- Problem -
Reproduce the lines below verbatim. Pictures are to be omitted.

:: Data in this exercise

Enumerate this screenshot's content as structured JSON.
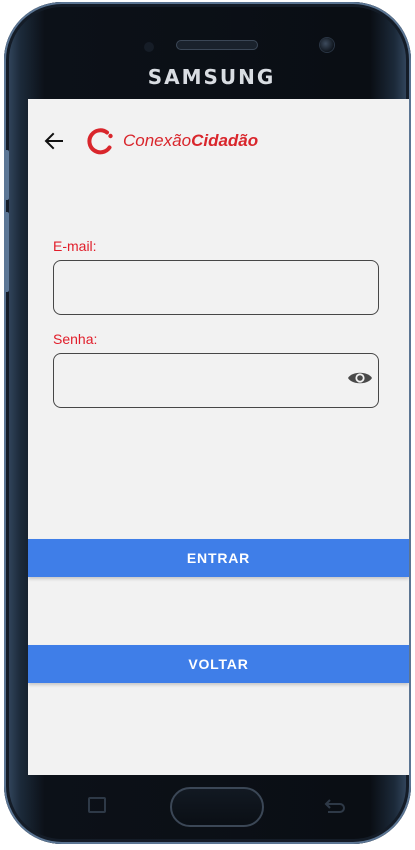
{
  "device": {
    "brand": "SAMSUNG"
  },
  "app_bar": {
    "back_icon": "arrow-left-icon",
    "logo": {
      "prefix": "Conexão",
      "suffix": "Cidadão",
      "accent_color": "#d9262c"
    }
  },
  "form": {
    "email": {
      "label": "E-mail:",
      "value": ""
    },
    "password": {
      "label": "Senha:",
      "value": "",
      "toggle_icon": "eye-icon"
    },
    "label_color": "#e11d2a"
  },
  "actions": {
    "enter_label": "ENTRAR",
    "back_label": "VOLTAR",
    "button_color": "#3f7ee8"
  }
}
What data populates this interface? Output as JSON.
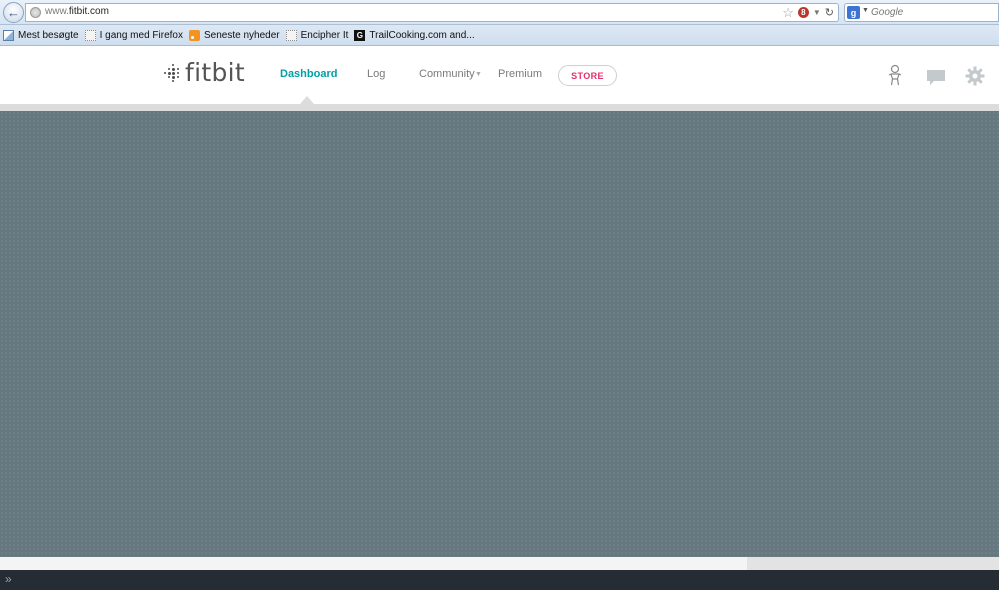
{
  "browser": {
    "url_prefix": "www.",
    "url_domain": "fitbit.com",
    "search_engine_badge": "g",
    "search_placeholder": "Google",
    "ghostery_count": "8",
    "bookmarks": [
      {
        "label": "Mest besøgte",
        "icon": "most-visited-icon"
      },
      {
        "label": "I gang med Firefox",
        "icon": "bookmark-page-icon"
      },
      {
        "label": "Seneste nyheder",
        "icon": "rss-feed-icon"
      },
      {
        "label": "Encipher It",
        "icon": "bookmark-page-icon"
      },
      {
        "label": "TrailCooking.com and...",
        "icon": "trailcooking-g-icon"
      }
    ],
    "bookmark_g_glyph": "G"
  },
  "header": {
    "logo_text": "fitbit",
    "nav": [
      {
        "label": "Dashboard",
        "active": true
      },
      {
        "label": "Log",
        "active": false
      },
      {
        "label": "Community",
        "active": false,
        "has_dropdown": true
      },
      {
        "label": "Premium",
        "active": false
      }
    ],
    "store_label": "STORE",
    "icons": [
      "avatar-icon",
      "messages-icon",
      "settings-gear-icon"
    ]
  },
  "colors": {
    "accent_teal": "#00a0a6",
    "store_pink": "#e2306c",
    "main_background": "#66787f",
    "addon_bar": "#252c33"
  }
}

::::

- Response to the task -
Enumerate this screenshot's content as structured JSON.
{
  "device": {
    "brand": "SAMSUNG"
  },
  "app_bar": {
    "back_icon": "arrow-left-icon",
    "logo": {
      "prefix": "Conexão",
      "suffix": "Cidadão",
      "accent_color": "#d9262c"
    }
  },
  "form": {
    "email": {
      "label": "E-mail:",
      "value": ""
    },
    "password": {
      "label": "Senha:",
      "value": "",
      "toggle_icon": "eye-icon"
    },
    "label_color": "#e11d2a"
  },
  "actions": {
    "enter_label": "ENTRAR",
    "back_label": "VOLTAR",
    "button_color": "#3f7ee8"
  }
}
What data populates this interface? Output as JSON.
{
  "browser": {
    "url_prefix": "www.",
    "url_domain": "fitbit.com",
    "search_engine_badge": "g",
    "search_placeholder": "Google",
    "ghostery_count": "8",
    "bookmarks": [
      {
        "label": "Mest besøgte",
        "icon": "most-visited-icon"
      },
      {
        "label": "I gang med Firefox",
        "icon": "bookmark-page-icon"
      },
      {
        "label": "Seneste nyheder",
        "icon": "rss-feed-icon"
      },
      {
        "label": "Encipher It",
        "icon": "bookmark-page-icon"
      },
      {
        "label": "TrailCooking.com and...",
        "icon": "trailcooking-g-icon"
      }
    ],
    "bookmark_g_glyph": "G"
  },
  "header": {
    "logo_text": "fitbit",
    "nav": [
      {
        "label": "Dashboard",
        "active": true
      },
      {
        "label": "Log",
        "active": false
      },
      {
        "label": "Community",
        "active": false,
        "has_dropdown": true
      },
      {
        "label": "Premium",
        "active": false
      }
    ],
    "store_label": "STORE",
    "icons": [
      "avatar-icon",
      "messages-icon",
      "settings-gear-icon"
    ]
  },
  "colors": {
    "accent_teal": "#00a0a6",
    "store_pink": "#e2306c",
    "main_background": "#66787f",
    "addon_bar": "#252c33"
  }
}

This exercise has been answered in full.